Checks and Labels
Transparency and safety are the keywords of European olive oil.
EU regulation establishes that ‘in order to protect the health and wellbeing of consumers and ensure their right to be informed, it is pivotal to guarantee that consumers are kept informed on the food that they consume..’
The label is the identity card of olive oil produced in Europe.
Attached to each package, the label allows consumers to immediately have all the information on the oil that they intend to purchase.

Each part of the label must contain clear, easily readable information and follow strict European regulation.
For this reason, EU’s legislation also imposes strict control rules.
According to the legal framework, countries of the European Union must carry out a minimum number of checks every year based on the volume of olive oil marketed, to ensure compliance with the marketing standards for olive oils and olive pomace oils.

The checks are aimed at verifying that the labels and packaging comply with the legal requirements and that the oil conforms to that declared category.

The label investigations, in particular, ensure that the name or trade name under which the oil can be sold to the consumer complies with the rules established by Regulation (EU) no. 1308/2013.
It should be remembered that European olive oil can never be sold in bulk: the package must always contain a closure system that maintains its integrity after the first opening.

In order to discern between good and bad olive oil, consumers should be aware of the different ‘denominations’ and related ‘categories’ of this product: 

Being informed about a product is the first step to making a conscious decision about what you are buying. 

Here are the main categories of oil: 

- extra virgin olive oil is "the category of olive oil of the highest quality, obtained directly from olives and solely by mechanical means;

- virgin olive oil is also obtained directly from olives and solely by mechanical means;

- "olive oil" is instead composed of refined olive oils and virgin olive oils. (Olive oil contains only olive oils that have undergone a refining process and oils obtained directly from olives);

- differently from the categories above, olive pomace oil: is an oil containing exclusively oils derived from the processing of the fruit obtained "after" the extraction of the olive oil, together with oils obtained directly from olives; or, it can also be oil containing exclusively oils resulting from the treatment of olive pomace (pomace is a by-product of the extraction process) and oils obtained directly from olives.

It is also mandatory to indicate the net quantity of oil contained in the package in liters, centiliters or milliliters.

Among the items indicated on the label, one deserves particular attention.
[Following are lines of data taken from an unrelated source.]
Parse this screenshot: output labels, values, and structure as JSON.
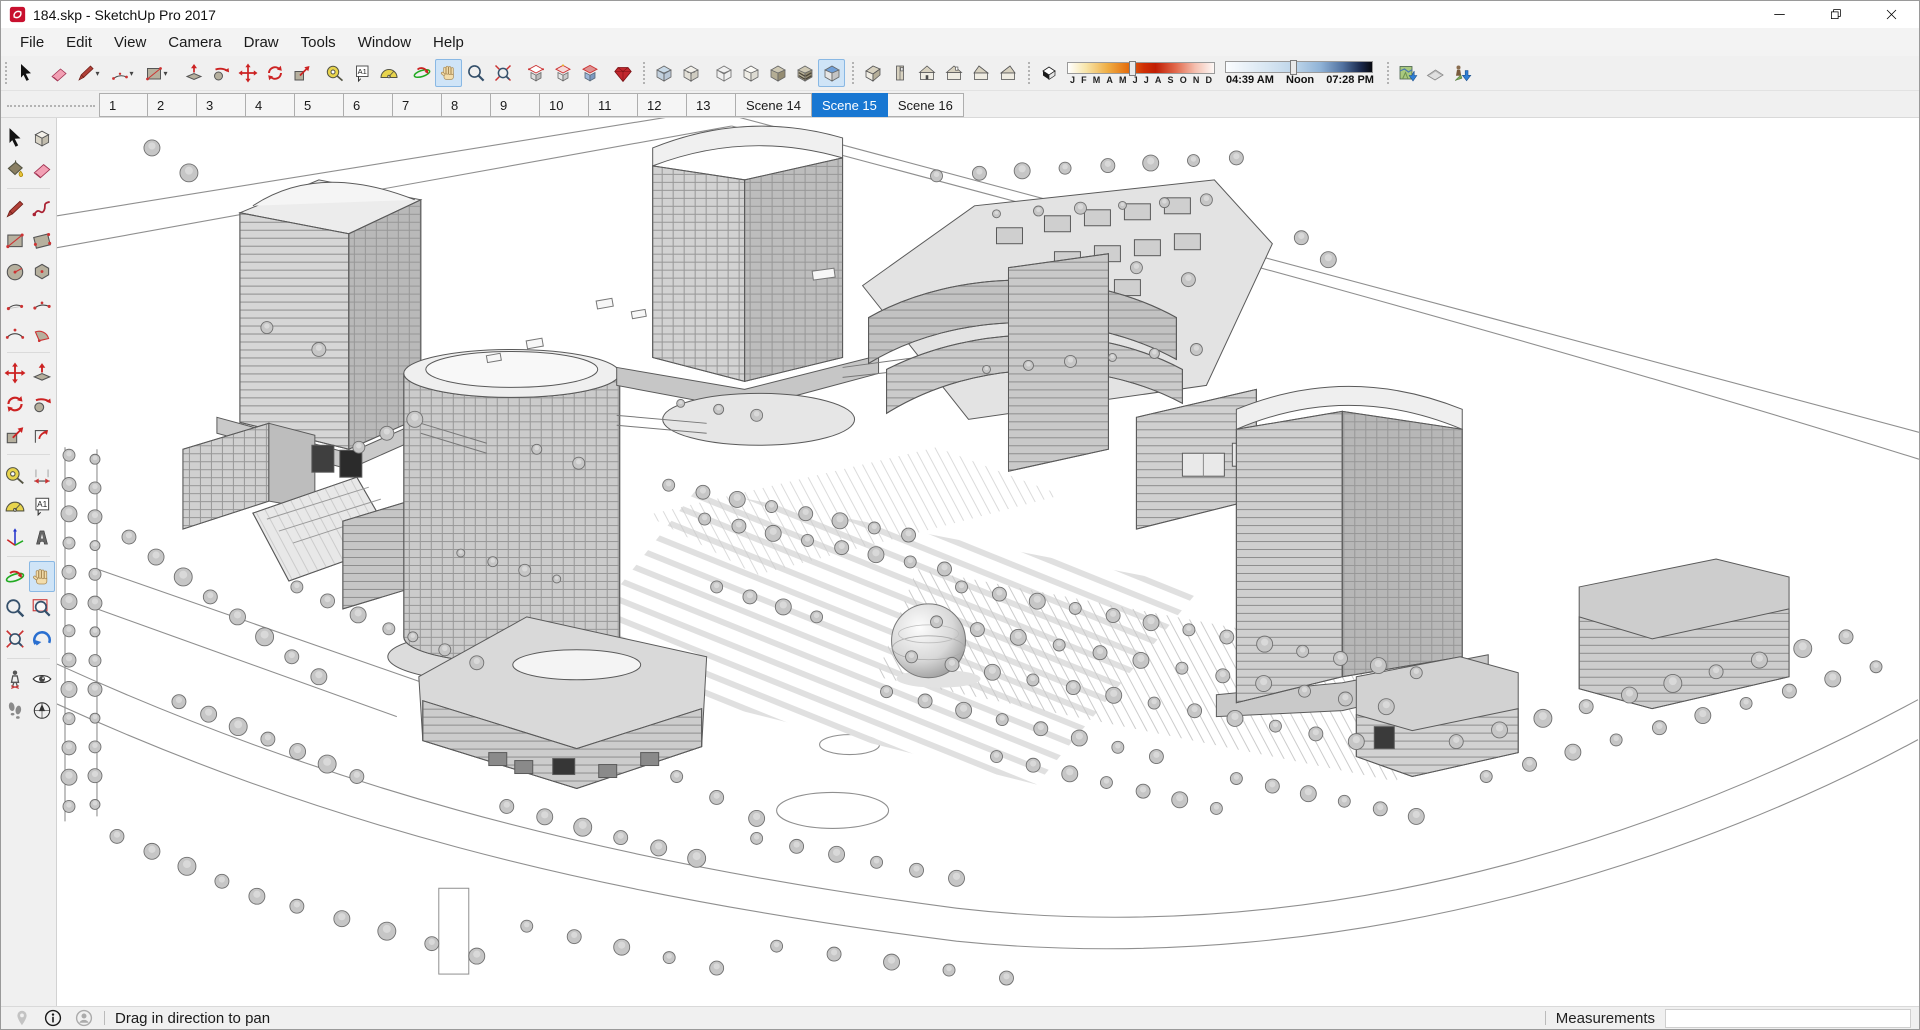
{
  "window": {
    "title": "184.skp - SketchUp Pro 2017",
    "controls": [
      {
        "name": "minimize-button",
        "icon": "min-icon"
      },
      {
        "name": "restore-button",
        "icon": "restore-icon"
      },
      {
        "name": "close-button",
        "icon": "close-icon"
      }
    ]
  },
  "colors": {
    "active_scene_tab": "#1877d2",
    "active_tool_highlight": "#cfe4f7",
    "titlebar": "#ffffff",
    "chrome": "#f0f0f0",
    "viewport_background": "#ffffff"
  },
  "menu": {
    "items": [
      "File",
      "Edit",
      "View",
      "Camera",
      "Draw",
      "Tools",
      "Window",
      "Help"
    ]
  },
  "toolbar": {
    "groups": [
      {
        "name": "select",
        "toolbar_start": true,
        "items": [
          {
            "name": "select-tool-button",
            "icon": "select-icon"
          }
        ]
      },
      {
        "name": "draw-edit",
        "items": [
          {
            "name": "eraser-tool-button",
            "icon": "eraser-icon"
          },
          {
            "name": "line-tool-button",
            "icon": "line-icon",
            "dropdown": true
          },
          {
            "name": "arc-tool-button",
            "icon": "arc-icon",
            "dropdown": true
          },
          {
            "name": "rectangle-tool-button",
            "icon": "rectangle-icon",
            "dropdown": true
          }
        ]
      },
      {
        "name": "modify",
        "items": [
          {
            "name": "pushpull-tool-button",
            "icon": "pushpull-icon"
          },
          {
            "name": "followme-tool-button",
            "icon": "followme-icon"
          },
          {
            "name": "move-tool-button",
            "icon": "move-icon"
          },
          {
            "name": "rotate-tool-button",
            "icon": "rotate-icon"
          },
          {
            "name": "scale-tool-button",
            "icon": "scale-icon"
          }
        ]
      },
      {
        "name": "construction",
        "items": [
          {
            "name": "tape-measure-button",
            "icon": "tape-icon"
          },
          {
            "name": "text-tool-button",
            "icon": "text-icon"
          },
          {
            "name": "protractor-tool-button",
            "icon": "protractor-icon"
          }
        ]
      },
      {
        "name": "camera",
        "items": [
          {
            "name": "orbit-tool-button",
            "icon": "orbit-icon"
          },
          {
            "name": "pan-tool-button",
            "icon": "pan-icon",
            "active": true
          },
          {
            "name": "zoom-tool-button",
            "icon": "zoom-icon"
          },
          {
            "name": "zoom-extents-button",
            "icon": "zoom-extents-icon"
          }
        ]
      },
      {
        "name": "sections",
        "items": [
          {
            "name": "section-plane-button",
            "icon": "section-plane-icon"
          },
          {
            "name": "display-section-planes-button",
            "icon": "section-display-icon"
          },
          {
            "name": "display-section-cuts-button",
            "icon": "section-cut-icon"
          }
        ]
      },
      {
        "name": "ruby",
        "items": [
          {
            "name": "ruby-console-button",
            "icon": "ruby-icon"
          }
        ]
      },
      {
        "name": "edge-styles",
        "toolbar_start": true,
        "items": [
          {
            "name": "xray-style-button",
            "icon": "xray-icon"
          },
          {
            "name": "back-edges-style-button",
            "icon": "backedges-icon"
          }
        ]
      },
      {
        "name": "face-styles",
        "items": [
          {
            "name": "wireframe-style-button",
            "icon": "wireframe-icon"
          },
          {
            "name": "hidden-line-style-button",
            "icon": "hiddenline-icon"
          },
          {
            "name": "shaded-style-button",
            "icon": "shaded-icon"
          },
          {
            "name": "shaded-textures-style-button",
            "icon": "textured-icon"
          },
          {
            "name": "monochrome-style-button",
            "icon": "mono-icon",
            "active": true
          }
        ]
      },
      {
        "name": "views",
        "toolbar_start": true,
        "items": [
          {
            "name": "iso-view-button",
            "icon": "view-iso-icon"
          },
          {
            "name": "top-view-button",
            "icon": "view-top-icon"
          },
          {
            "name": "front-view-button",
            "icon": "view-front-icon"
          },
          {
            "name": "back-view-button",
            "icon": "view-back-icon"
          },
          {
            "name": "left-view-button",
            "icon": "view-left-icon"
          },
          {
            "name": "right-view-button",
            "icon": "view-right-icon"
          }
        ]
      },
      {
        "name": "shadows",
        "toolbar_start": true,
        "items": [
          {
            "name": "shadow-settings-button",
            "icon": "shadow-settings-icon"
          },
          {
            "widget": "month-slider",
            "handle": 42
          },
          {
            "widget": "time-slider",
            "handle": 44
          }
        ]
      },
      {
        "name": "location",
        "toolbar_start": true,
        "items": [
          {
            "name": "add-location-button",
            "icon": "add-location-icon"
          },
          {
            "name": "toggle-terrain-button",
            "icon": "terrain-icon"
          },
          {
            "name": "photo-textures-button",
            "icon": "phototextures-icon"
          }
        ]
      }
    ],
    "shadows": {
      "months": [
        "J",
        "F",
        "M",
        "A",
        "M",
        "J",
        "J",
        "A",
        "S",
        "O",
        "N",
        "D"
      ],
      "time_start": "04:39 AM",
      "time_noon": "Noon",
      "time_end": "07:28 PM"
    }
  },
  "scene_tabs": {
    "tabs": [
      "1",
      "2",
      "3",
      "4",
      "5",
      "6",
      "7",
      "8",
      "9",
      "10",
      "11",
      "12",
      "13",
      "Scene 14",
      "Scene 15",
      "Scene 16"
    ],
    "active": "Scene 15"
  },
  "palette": {
    "rows": [
      [
        {
          "name": "select-tool",
          "icon": "select-icon"
        },
        {
          "name": "make-component-tool",
          "icon": "component-icon"
        }
      ],
      [
        {
          "name": "paint-bucket-tool",
          "icon": "paintbucket-icon"
        },
        {
          "name": "eraser-tool",
          "icon": "eraser-icon"
        }
      ],
      "separator",
      [
        {
          "name": "line-tool",
          "icon": "line-icon"
        },
        {
          "name": "freehand-tool",
          "icon": "freehand-icon"
        }
      ],
      [
        {
          "name": "rectangle-tool",
          "icon": "rectangle-icon"
        },
        {
          "name": "rotated-rectangle-tool",
          "icon": "rotrect-icon"
        }
      ],
      [
        {
          "name": "circle-tool",
          "icon": "circle-icon"
        },
        {
          "name": "polygon-tool",
          "icon": "polygon-icon"
        }
      ],
      [
        {
          "name": "arc-tool",
          "icon": "arc2-icon"
        },
        {
          "name": "two-point-arc-tool",
          "icon": "arc-icon"
        }
      ],
      [
        {
          "name": "three-point-arc-tool",
          "icon": "arc3-icon"
        },
        {
          "name": "pie-tool",
          "icon": "pie-icon"
        }
      ],
      "separator",
      [
        {
          "name": "move-tool",
          "icon": "move-icon"
        },
        {
          "name": "pushpull-tool",
          "icon": "pushpull-icon"
        }
      ],
      [
        {
          "name": "rotate-tool",
          "icon": "rotate-icon"
        },
        {
          "name": "followme-tool",
          "icon": "followme-icon"
        }
      ],
      [
        {
          "name": "scale-tool",
          "icon": "scale-icon"
        },
        {
          "name": "offset-tool",
          "icon": "offset-icon"
        }
      ],
      "separator",
      [
        {
          "name": "tape-measure-tool",
          "icon": "tape-icon"
        },
        {
          "name": "dimension-tool",
          "icon": "dimension-icon"
        }
      ],
      [
        {
          "name": "protractor-tool",
          "icon": "protractor-icon"
        },
        {
          "name": "text-tool",
          "icon": "text-icon"
        }
      ],
      [
        {
          "name": "axes-tool",
          "icon": "axes-icon"
        },
        {
          "name": "3d-text-tool",
          "icon": "text3d-icon"
        }
      ],
      "separator",
      [
        {
          "name": "orbit-tool",
          "icon": "orbit-icon"
        },
        {
          "name": "pan-tool",
          "icon": "pan-icon",
          "active": true
        }
      ],
      [
        {
          "name": "zoom-tool",
          "icon": "zoom-icon"
        },
        {
          "name": "zoom-window-tool",
          "icon": "zoomwindow-icon"
        }
      ],
      [
        {
          "name": "zoom-extents-tool",
          "icon": "zoom-extents-icon"
        },
        {
          "name": "previous-view-tool",
          "icon": "previous-icon"
        }
      ],
      "separator",
      [
        {
          "name": "position-camera-tool",
          "icon": "poscam-icon"
        },
        {
          "name": "look-around-tool",
          "icon": "look-icon"
        }
      ],
      [
        {
          "name": "walk-tool",
          "icon": "walk-icon"
        },
        {
          "name": "navigation-tool",
          "icon": "nav-icon"
        }
      ]
    ]
  },
  "statusbar": {
    "icons": [
      {
        "name": "geolocation-status-icon",
        "icon": "geoloc-icon"
      },
      {
        "name": "credits-info-icon",
        "icon": "help-icon"
      },
      {
        "name": "sign-in-icon",
        "icon": "account-icon"
      }
    ],
    "message": "Drag in direction to pan",
    "measurements_label": "Measurements",
    "measurements_value": ""
  }
}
Indeed, on the packaging of European olive oil you can read the ‘best before’ date which, contrary to popular belief, does not correspond to the expiration date, but to the date after which the oil loses its original organoleptic characteristics.

The label must contain guidelines on the best storage methods, useful to ensure that the product maintains its characteristics until the ‘best before’ date. The most common are "keep the product away from light and heat", however the label may also indicate the maximum degrees of temperature in which it is best to store the olive oil.

Furthermore, on the identity card of the European olive oil you will find the name of the seller of the product, the batch number and the nutritional declaration showing the energy value and the quantity of carbohydrates, fats, salt, proteins, fibers and mineral salts. Finally, it is mandatory to indicate the year of production for extra virgin olive oil or virgin olive oil only if 100% of the harvest comes from the same harvest year.
The content of this promotional campaign represents the point of view of the author who takes full responsibility for it.
The European Commission is not responsible for any use of the information contained therein.